- Jennifer Bain, The Toronto Star, Wed. January 24, 2001
WTN, Modern Manners Show
Shirley Lum of A Taste of the World presided over Dim Sum and Dim Sum etiquette presentations (chopsticks and tea pouring etiquettes and even how to eat chicken feet). The episodes were shown:
Monday, January 22, 2001 @ 6:30 p.m.
Tuesday, January 23, 2001 @ 4:30 p.m.
Wednesday, January 24, 2001 @ 1:00 p.m
Thursday, January 25, 2001 @ 7:00 p.m.
Saturday, January 27, 2001 @ 9:30 a.m
Sunday, January 28, 2001 @ 1:30 p.m.
City that embraces the great outdoors
Shirley Lum twirled her bright blue umbrella and strode into the hustle and bustle of Chinatown, leaving the rest of us looking at one another somewhat bemusedly. It wasn't so much the sight of an umbrella on a beautiful September's morning that surprised us but the explanation for its use. Shirley Lum brings people on walking tours of Toronto and because she's Asian, feels that Caucasians might lose her in Chinatown because as she puts it "to you guys we all look the same". I don't know what kind of people she usually takes around Chinatown but her bright red t-shirt was enough of a marker for me. A bubbly character with an off-beat sense of humour, a walk around the sights, sounds and smells of Toronto, with Shirley is highly recommended.

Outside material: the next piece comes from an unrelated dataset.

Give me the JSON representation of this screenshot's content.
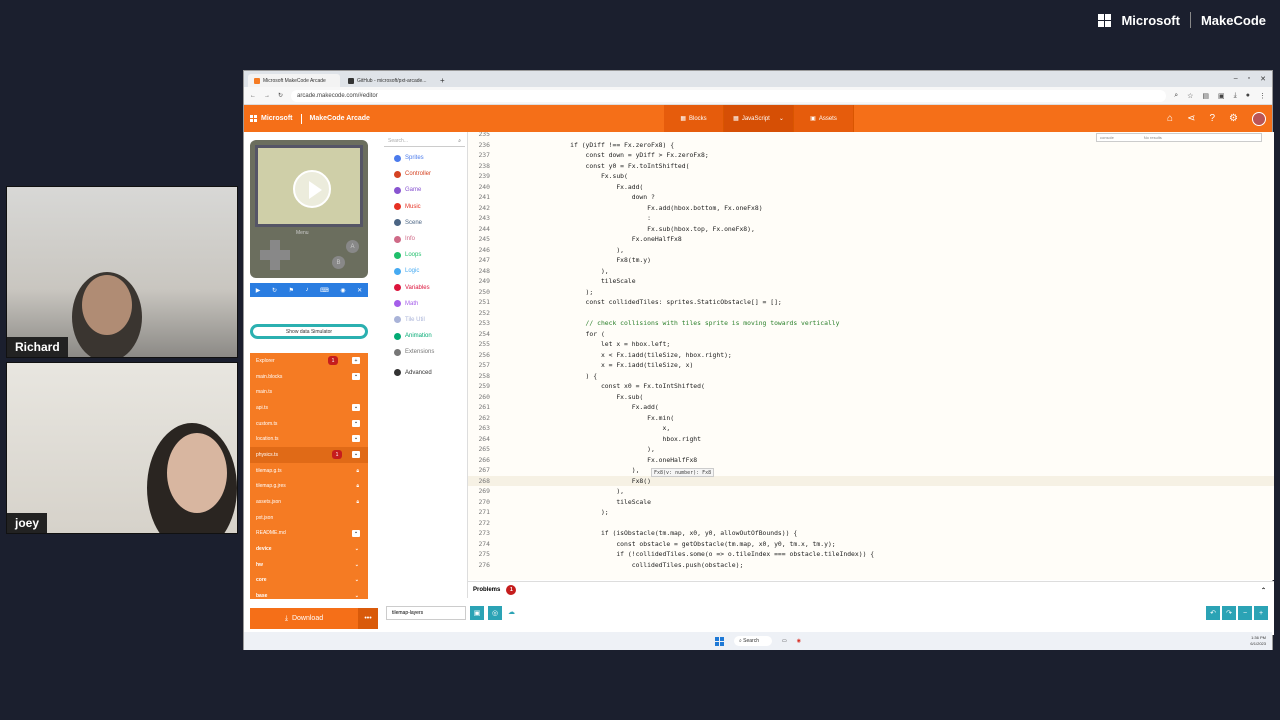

- Rosemary Molloy, Irish Examiner, Saturday, January 6, 2001